Choosing a rehab center to fit your needs is an important step in recovering from fentanyl addiction. To make an informed decision, talk to your doctor about what features you need in a rehab center. You should discuss and consider different factors like how long you have been using transdermal fentanyl and your transdermal fentanyl dose.
Overcoming a transdermal fentanyl addiction is hard work, but you don’t have to do it alone. At The Recovery Village, we have a wide range of customized treatment options to help you start a new life without transdermal fentanyl. Don’t wait; call us today.
FAQs & Related
- How is a Transdermal Fentanyl Patch used?
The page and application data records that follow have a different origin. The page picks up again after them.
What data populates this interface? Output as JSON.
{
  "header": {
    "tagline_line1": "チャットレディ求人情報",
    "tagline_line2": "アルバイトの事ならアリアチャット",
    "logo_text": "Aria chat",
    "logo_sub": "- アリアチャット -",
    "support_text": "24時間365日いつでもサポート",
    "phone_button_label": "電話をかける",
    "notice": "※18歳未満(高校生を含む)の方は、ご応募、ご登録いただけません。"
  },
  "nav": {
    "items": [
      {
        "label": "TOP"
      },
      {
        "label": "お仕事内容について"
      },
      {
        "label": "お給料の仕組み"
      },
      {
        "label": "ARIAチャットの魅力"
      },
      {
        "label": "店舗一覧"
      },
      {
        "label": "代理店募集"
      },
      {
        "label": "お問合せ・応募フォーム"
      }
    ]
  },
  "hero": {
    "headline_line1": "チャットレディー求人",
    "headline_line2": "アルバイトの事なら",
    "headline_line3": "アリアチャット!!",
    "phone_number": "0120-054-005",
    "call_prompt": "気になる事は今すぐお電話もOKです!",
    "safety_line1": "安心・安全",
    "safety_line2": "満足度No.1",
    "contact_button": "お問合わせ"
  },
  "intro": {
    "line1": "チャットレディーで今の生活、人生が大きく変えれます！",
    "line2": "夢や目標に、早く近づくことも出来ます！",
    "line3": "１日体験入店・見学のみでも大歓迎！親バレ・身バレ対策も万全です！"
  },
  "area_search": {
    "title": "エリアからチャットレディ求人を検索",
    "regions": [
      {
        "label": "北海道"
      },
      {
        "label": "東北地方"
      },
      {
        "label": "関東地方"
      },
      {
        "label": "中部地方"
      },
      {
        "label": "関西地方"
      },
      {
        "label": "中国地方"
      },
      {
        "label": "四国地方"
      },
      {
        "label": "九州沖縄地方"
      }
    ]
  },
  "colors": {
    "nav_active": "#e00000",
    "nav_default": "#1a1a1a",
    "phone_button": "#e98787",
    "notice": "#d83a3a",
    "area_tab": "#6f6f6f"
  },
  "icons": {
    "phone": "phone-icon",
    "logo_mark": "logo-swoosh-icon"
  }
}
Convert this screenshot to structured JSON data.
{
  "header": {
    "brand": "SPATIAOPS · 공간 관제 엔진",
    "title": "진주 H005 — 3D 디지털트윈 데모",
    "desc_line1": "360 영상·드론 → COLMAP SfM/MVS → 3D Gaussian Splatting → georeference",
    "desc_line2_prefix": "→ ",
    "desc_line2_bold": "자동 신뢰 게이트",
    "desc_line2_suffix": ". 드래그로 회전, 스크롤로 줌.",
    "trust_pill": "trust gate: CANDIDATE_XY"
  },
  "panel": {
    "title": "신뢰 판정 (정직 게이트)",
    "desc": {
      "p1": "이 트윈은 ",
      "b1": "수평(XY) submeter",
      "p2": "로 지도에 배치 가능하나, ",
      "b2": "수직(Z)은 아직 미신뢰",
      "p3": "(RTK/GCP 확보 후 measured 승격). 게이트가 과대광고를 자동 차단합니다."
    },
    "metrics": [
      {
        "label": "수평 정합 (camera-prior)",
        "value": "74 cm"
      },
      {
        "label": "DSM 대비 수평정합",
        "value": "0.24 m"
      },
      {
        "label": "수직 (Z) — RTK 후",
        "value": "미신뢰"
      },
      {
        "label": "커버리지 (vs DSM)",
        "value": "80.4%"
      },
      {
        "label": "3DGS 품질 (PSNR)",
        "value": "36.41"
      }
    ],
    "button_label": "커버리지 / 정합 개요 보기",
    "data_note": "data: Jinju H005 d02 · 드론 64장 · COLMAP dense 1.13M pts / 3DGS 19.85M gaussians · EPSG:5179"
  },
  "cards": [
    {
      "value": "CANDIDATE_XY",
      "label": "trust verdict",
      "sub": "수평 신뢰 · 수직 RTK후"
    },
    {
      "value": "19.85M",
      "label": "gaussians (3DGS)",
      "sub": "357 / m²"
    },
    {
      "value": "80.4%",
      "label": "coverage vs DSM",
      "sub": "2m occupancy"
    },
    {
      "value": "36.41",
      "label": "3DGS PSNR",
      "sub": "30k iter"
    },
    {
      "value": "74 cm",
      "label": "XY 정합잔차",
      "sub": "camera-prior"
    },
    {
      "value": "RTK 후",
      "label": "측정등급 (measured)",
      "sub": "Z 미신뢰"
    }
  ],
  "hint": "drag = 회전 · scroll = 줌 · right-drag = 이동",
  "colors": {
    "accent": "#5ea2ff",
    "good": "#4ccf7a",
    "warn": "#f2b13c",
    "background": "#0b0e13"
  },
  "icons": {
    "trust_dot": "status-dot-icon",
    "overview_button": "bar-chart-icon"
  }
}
This medication comes in a patch form, which is typically worn for 72 hours at a time. It is suggested that patients place the patch on skin that has been washed with water and properly dried. Try not to wear your transdermal fentanyl patch in the same area of skin each time, as this can cause unnecessary irritation. Never increase your dosage or apply more than one patch at a time, as this can have serious side effects that can be fatal.
- What was Ionsys?
Ionsys was the brand name for the now-discontinued fentanyl iontophoretic transdermal system. Ionsys contained fentanyl and was used in hospitals for the short-term management of pain after surgeries.
Ionsys was a device that included a recessed dosing button placed on your skin. The device delivered fentanyl directly into the bloodstream by way of an invisible electric field. It featured a drug reservoir and a battery. When someone used Ionsys, it delivered a specific amount of fentanyl with each activation. Ionsys is no longer manufactured, and any Ionsys you find is likely to be long-expired or counterfeit.
- How long does Transdermal Fentanyl stay in your system?
Fentanyl can stay in the body for different periods of time, depending on what is being tested. The drug and its breakdown products can be found in urine for up to 3 days and in saliva for up to 2 days. A 1.5-inch hair sample can show if any transdermal fentanyl was taken in the past 90 days.
Medical Disclaimer: The Recovery Village aims to improve the quality of life for people struggling with substance use or mental health disorder with fact-based content about the nature of behavioral health conditions, treatment options and their related outcomes. We publish material that is researched, cited, edited and reviewed by licensed medical professionals. The information we provide is not intended to be a substitute for professional medical advice, diagnosis or treatment. It should not be used in place of the advice of your physician or other qualified healthcare providers.